**What to do:**
Output each record below exactly, leaving any picture out of the copy.

**Data to examine:**
....
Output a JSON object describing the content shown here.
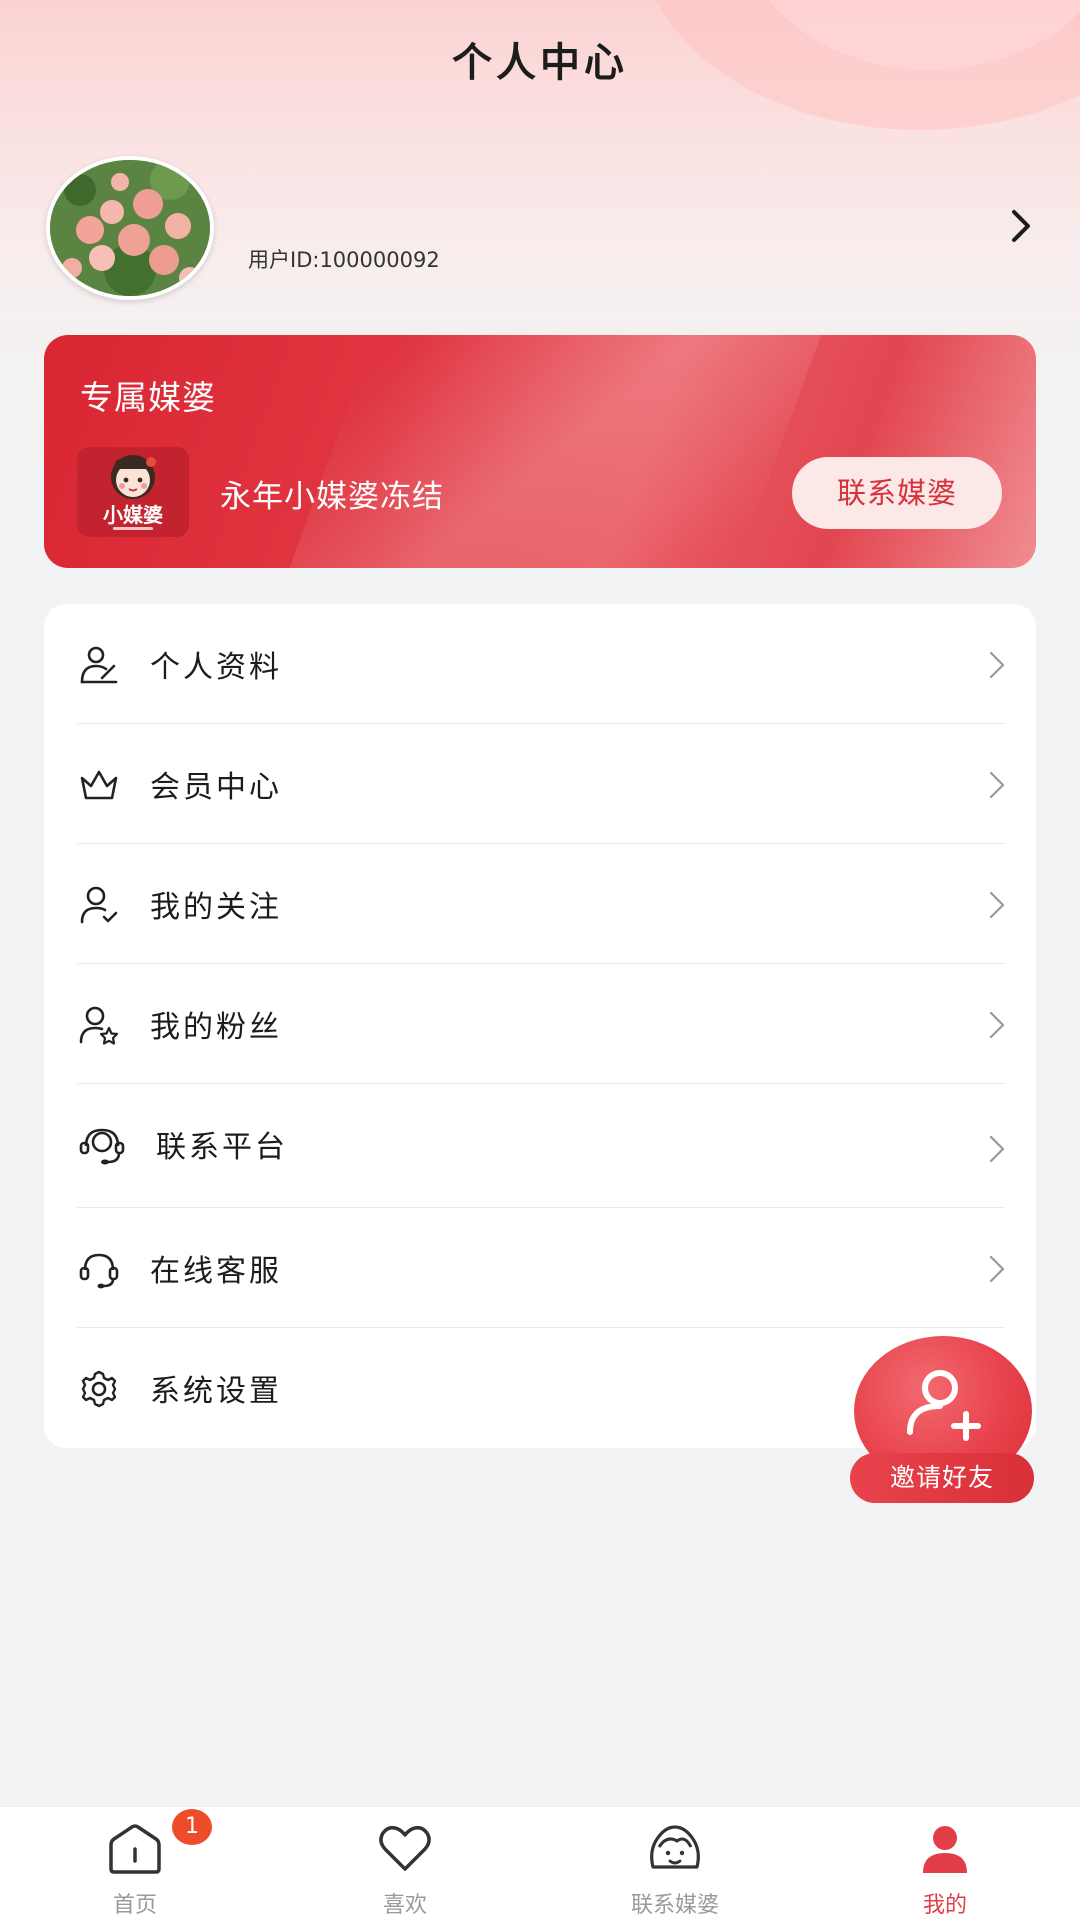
{
  "header": {
    "title": "个人中心"
  },
  "profile": {
    "user_id": "用户ID:100000092"
  },
  "matchmaker": {
    "section_title": "专属媒婆",
    "logo_text": "小媒婆",
    "name": "永年小媒婆冻结",
    "contact_button": "联系媒婆"
  },
  "menu": {
    "items": [
      {
        "label": "个人资料",
        "icon": "profile-edit-icon"
      },
      {
        "label": "会员中心",
        "icon": "crown-icon"
      },
      {
        "label": "我的关注",
        "icon": "user-check-icon"
      },
      {
        "label": "我的粉丝",
        "icon": "user-star-icon"
      },
      {
        "label": "联系平台",
        "icon": "headset-person-icon"
      },
      {
        "label": "在线客服",
        "icon": "headset-icon"
      },
      {
        "label": "系统设置",
        "icon": "gear-icon"
      }
    ]
  },
  "invite": {
    "label": "邀请好友"
  },
  "bottom_nav": {
    "items": [
      {
        "label": "首页",
        "icon": "home-icon",
        "badge": "1"
      },
      {
        "label": "喜欢",
        "icon": "heart-icon"
      },
      {
        "label": "联系媒婆",
        "icon": "matchmaker-face-icon"
      },
      {
        "label": "我的",
        "icon": "person-icon",
        "active": true
      }
    ]
  },
  "colors": {
    "accent": "#e23e48",
    "card_red": "#d92632",
    "badge": "#ee4b2b"
  }
}
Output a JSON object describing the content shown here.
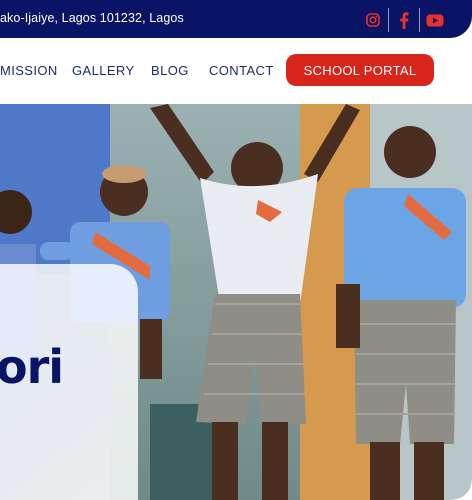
{
  "topbar": {
    "address": "ako-Ijaiye, Lagos 101232, Lagos",
    "socials": [
      {
        "icon": "instagram-icon"
      },
      {
        "icon": "facebook-icon"
      },
      {
        "icon": "youtube-icon"
      }
    ]
  },
  "nav": {
    "items": [
      "MISSION",
      "GALLERY",
      "BLOG",
      "CONTACT"
    ],
    "portal_label": "SCHOOL PORTAL"
  },
  "hero": {
    "heading": "ori"
  },
  "colors": {
    "navy": "#0a1466",
    "accent_red": "#d8251c",
    "nav_text": "#1c2a70"
  }
}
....
**Completed exercise:**
Output a JSON object describing the content shown here.
{
  "header": {
    "title": "个人中心"
  },
  "profile": {
    "user_id": "用户ID:100000092"
  },
  "matchmaker": {
    "section_title": "专属媒婆",
    "logo_text": "小媒婆",
    "name": "永年小媒婆冻结",
    "contact_button": "联系媒婆"
  },
  "menu": {
    "items": [
      {
        "label": "个人资料",
        "icon": "profile-edit-icon"
      },
      {
        "label": "会员中心",
        "icon": "crown-icon"
      },
      {
        "label": "我的关注",
        "icon": "user-check-icon"
      },
      {
        "label": "我的粉丝",
        "icon": "user-star-icon"
      },
      {
        "label": "联系平台",
        "icon": "headset-person-icon"
      },
      {
        "label": "在线客服",
        "icon": "headset-icon"
      },
      {
        "label": "系统设置",
        "icon": "gear-icon"
      }
    ]
  },
  "invite": {
    "label": "邀请好友"
  },
  "bottom_nav": {
    "items": [
      {
        "label": "首页",
        "icon": "home-icon",
        "badge": "1"
      },
      {
        "label": "喜欢",
        "icon": "heart-icon"
      },
      {
        "label": "联系媒婆",
        "icon": "matchmaker-face-icon"
      },
      {
        "label": "我的",
        "icon": "person-icon",
        "active": true
      }
    ]
  },
  "colors": {
    "accent": "#e23e48",
    "card_red": "#d92632",
    "badge": "#ee4b2b"
  }
}
Output a JSON object describing the content shown here.
{
  "topbar": {
    "address": "ako-Ijaiye, Lagos 101232, Lagos",
    "socials": [
      {
        "icon": "instagram-icon"
      },
      {
        "icon": "facebook-icon"
      },
      {
        "icon": "youtube-icon"
      }
    ]
  },
  "nav": {
    "items": [
      "MISSION",
      "GALLERY",
      "BLOG",
      "CONTACT"
    ],
    "portal_label": "SCHOOL PORTAL"
  },
  "hero": {
    "heading": "ori"
  },
  "colors": {
    "navy": "#0a1466",
    "accent_red": "#d8251c",
    "nav_text": "#1c2a70"
  }
}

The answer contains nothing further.